◆ Assignment:
Count every line below that contains "full", then give that count and nothing else.

◆ The records:

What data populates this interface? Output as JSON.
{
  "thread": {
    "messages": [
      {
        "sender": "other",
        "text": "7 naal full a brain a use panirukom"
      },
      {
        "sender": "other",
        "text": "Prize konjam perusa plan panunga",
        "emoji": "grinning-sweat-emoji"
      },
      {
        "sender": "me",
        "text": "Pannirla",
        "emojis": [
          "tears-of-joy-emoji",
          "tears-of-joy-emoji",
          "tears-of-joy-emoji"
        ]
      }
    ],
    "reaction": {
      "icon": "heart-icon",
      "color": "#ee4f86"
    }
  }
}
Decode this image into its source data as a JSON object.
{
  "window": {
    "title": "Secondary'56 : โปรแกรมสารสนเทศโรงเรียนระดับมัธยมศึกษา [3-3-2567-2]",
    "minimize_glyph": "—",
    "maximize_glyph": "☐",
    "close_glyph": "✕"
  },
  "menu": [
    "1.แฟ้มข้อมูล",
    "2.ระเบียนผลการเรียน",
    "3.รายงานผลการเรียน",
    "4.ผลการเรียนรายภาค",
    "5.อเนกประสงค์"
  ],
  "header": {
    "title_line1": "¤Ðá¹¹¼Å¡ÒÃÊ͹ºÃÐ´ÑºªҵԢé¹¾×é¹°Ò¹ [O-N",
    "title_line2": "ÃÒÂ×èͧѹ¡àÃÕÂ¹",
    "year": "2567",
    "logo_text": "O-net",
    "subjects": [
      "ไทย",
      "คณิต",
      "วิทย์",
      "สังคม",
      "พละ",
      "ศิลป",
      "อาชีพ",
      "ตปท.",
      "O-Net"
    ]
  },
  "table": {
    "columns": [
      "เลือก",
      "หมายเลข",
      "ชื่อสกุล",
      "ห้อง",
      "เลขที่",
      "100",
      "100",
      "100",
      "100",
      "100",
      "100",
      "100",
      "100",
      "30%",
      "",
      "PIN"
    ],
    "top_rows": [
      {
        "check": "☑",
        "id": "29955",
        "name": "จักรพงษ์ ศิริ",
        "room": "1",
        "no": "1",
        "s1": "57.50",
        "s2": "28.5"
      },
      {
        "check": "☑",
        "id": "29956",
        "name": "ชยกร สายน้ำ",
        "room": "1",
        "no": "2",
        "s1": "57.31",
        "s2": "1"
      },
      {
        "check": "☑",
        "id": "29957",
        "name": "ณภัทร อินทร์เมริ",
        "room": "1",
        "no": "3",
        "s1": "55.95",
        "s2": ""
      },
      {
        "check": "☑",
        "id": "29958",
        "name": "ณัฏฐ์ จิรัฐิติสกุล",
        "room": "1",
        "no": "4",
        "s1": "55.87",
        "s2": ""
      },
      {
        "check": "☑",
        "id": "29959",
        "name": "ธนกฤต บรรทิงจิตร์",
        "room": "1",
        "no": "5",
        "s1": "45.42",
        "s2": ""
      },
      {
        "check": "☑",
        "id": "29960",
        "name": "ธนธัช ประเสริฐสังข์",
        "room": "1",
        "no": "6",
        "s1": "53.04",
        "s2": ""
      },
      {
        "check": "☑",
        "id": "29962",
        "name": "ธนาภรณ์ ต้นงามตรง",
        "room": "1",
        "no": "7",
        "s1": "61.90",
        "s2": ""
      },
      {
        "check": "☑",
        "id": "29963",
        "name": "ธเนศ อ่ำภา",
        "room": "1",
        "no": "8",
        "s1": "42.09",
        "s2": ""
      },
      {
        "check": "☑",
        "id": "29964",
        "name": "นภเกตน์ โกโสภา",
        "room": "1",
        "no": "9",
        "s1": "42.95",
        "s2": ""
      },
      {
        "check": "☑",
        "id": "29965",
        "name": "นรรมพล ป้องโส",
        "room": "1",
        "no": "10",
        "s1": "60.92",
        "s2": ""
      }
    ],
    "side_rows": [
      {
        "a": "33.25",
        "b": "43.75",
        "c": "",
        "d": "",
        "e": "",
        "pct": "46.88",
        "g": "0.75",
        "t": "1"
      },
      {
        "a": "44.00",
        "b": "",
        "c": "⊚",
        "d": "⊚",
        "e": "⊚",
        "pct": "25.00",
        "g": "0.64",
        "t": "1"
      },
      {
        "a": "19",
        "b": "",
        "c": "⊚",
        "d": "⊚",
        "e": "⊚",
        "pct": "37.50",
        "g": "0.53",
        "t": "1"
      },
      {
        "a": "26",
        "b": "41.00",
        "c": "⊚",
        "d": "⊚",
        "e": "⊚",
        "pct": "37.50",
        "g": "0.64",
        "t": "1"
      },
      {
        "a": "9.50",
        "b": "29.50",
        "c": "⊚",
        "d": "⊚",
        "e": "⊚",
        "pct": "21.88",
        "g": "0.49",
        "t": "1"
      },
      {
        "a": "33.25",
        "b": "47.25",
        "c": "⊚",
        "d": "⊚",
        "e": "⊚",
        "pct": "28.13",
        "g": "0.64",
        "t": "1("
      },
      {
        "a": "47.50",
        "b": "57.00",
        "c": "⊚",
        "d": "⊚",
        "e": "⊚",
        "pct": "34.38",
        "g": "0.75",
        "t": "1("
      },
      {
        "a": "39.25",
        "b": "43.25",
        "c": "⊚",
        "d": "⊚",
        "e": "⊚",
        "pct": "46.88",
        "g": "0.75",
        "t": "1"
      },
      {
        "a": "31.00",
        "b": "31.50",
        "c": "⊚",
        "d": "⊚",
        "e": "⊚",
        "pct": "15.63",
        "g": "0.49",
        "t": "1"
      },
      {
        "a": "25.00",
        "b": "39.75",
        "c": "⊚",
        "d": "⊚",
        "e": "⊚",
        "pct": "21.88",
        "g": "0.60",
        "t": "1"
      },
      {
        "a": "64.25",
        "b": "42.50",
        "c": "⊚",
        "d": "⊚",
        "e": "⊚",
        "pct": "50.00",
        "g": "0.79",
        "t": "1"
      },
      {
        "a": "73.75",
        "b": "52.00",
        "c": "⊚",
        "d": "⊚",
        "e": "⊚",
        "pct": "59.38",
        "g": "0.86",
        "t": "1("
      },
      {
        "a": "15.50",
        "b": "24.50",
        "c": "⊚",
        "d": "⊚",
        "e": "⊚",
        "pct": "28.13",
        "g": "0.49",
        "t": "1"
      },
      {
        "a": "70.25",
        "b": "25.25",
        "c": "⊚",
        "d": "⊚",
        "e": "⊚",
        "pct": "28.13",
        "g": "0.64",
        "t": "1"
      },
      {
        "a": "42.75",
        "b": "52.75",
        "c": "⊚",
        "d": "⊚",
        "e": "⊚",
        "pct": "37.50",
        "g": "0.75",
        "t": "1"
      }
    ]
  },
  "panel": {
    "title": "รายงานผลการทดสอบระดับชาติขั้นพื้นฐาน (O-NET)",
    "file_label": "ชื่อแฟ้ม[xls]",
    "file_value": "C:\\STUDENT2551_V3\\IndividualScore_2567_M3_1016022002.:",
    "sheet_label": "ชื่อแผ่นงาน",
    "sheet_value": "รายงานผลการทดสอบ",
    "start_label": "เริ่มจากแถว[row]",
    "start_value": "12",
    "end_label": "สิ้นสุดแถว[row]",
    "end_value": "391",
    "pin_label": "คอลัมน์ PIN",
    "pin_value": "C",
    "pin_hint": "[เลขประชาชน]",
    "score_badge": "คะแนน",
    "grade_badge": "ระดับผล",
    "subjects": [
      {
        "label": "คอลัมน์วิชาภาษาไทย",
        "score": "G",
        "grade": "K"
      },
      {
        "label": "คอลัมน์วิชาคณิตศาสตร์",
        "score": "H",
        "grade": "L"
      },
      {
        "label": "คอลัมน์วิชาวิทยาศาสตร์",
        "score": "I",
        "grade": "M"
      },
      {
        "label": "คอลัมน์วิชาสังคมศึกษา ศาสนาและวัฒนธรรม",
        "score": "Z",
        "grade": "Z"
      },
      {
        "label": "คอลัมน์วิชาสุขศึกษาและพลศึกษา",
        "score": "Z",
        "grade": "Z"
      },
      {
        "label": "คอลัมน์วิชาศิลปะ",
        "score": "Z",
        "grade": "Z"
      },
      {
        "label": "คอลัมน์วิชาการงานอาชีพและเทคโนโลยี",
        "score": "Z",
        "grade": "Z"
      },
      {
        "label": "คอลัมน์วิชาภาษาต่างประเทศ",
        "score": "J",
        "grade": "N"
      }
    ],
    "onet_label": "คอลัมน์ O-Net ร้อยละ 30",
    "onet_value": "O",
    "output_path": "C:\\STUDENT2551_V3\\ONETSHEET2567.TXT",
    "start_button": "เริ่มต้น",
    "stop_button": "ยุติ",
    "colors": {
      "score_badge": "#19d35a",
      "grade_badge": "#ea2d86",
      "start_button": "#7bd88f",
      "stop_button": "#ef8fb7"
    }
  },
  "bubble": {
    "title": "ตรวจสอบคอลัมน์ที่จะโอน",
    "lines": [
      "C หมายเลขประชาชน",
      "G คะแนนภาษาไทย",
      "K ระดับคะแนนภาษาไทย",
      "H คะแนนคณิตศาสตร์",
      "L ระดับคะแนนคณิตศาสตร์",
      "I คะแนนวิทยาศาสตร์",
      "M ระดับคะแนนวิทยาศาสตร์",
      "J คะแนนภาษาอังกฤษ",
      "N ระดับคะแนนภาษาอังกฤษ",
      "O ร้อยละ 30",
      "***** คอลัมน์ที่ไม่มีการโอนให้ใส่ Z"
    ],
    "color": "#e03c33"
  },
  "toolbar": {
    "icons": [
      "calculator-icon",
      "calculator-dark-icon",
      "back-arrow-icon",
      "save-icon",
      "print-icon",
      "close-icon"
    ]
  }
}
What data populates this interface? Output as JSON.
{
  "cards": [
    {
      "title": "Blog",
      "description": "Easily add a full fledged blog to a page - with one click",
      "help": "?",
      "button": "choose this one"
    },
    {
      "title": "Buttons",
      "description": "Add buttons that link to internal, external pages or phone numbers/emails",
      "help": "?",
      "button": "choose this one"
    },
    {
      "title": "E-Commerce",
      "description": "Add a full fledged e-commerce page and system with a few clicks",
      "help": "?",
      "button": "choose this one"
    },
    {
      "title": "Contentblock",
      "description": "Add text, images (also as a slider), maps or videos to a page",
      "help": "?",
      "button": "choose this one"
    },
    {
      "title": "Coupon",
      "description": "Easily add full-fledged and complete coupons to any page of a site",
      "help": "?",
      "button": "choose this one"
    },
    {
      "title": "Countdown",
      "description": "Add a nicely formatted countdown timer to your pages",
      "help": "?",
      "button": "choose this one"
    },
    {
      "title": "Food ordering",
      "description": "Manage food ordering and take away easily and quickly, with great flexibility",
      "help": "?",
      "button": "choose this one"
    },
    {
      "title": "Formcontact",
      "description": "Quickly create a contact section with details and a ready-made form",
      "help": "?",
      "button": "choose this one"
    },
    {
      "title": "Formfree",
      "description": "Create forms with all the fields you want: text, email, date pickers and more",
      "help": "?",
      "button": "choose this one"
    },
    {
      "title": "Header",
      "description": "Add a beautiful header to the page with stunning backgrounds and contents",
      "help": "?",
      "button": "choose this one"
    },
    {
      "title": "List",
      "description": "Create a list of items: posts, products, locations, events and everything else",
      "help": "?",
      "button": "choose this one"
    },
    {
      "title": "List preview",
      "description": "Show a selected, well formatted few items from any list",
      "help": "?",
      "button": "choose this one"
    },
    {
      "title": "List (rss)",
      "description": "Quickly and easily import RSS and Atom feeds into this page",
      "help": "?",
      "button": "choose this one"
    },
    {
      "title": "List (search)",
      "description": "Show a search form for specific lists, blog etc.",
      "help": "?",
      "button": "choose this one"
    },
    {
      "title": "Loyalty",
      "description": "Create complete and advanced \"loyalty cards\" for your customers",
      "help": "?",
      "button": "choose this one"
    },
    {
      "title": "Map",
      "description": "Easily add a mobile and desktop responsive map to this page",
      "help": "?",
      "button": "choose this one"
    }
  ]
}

◆ Exercise solution:
4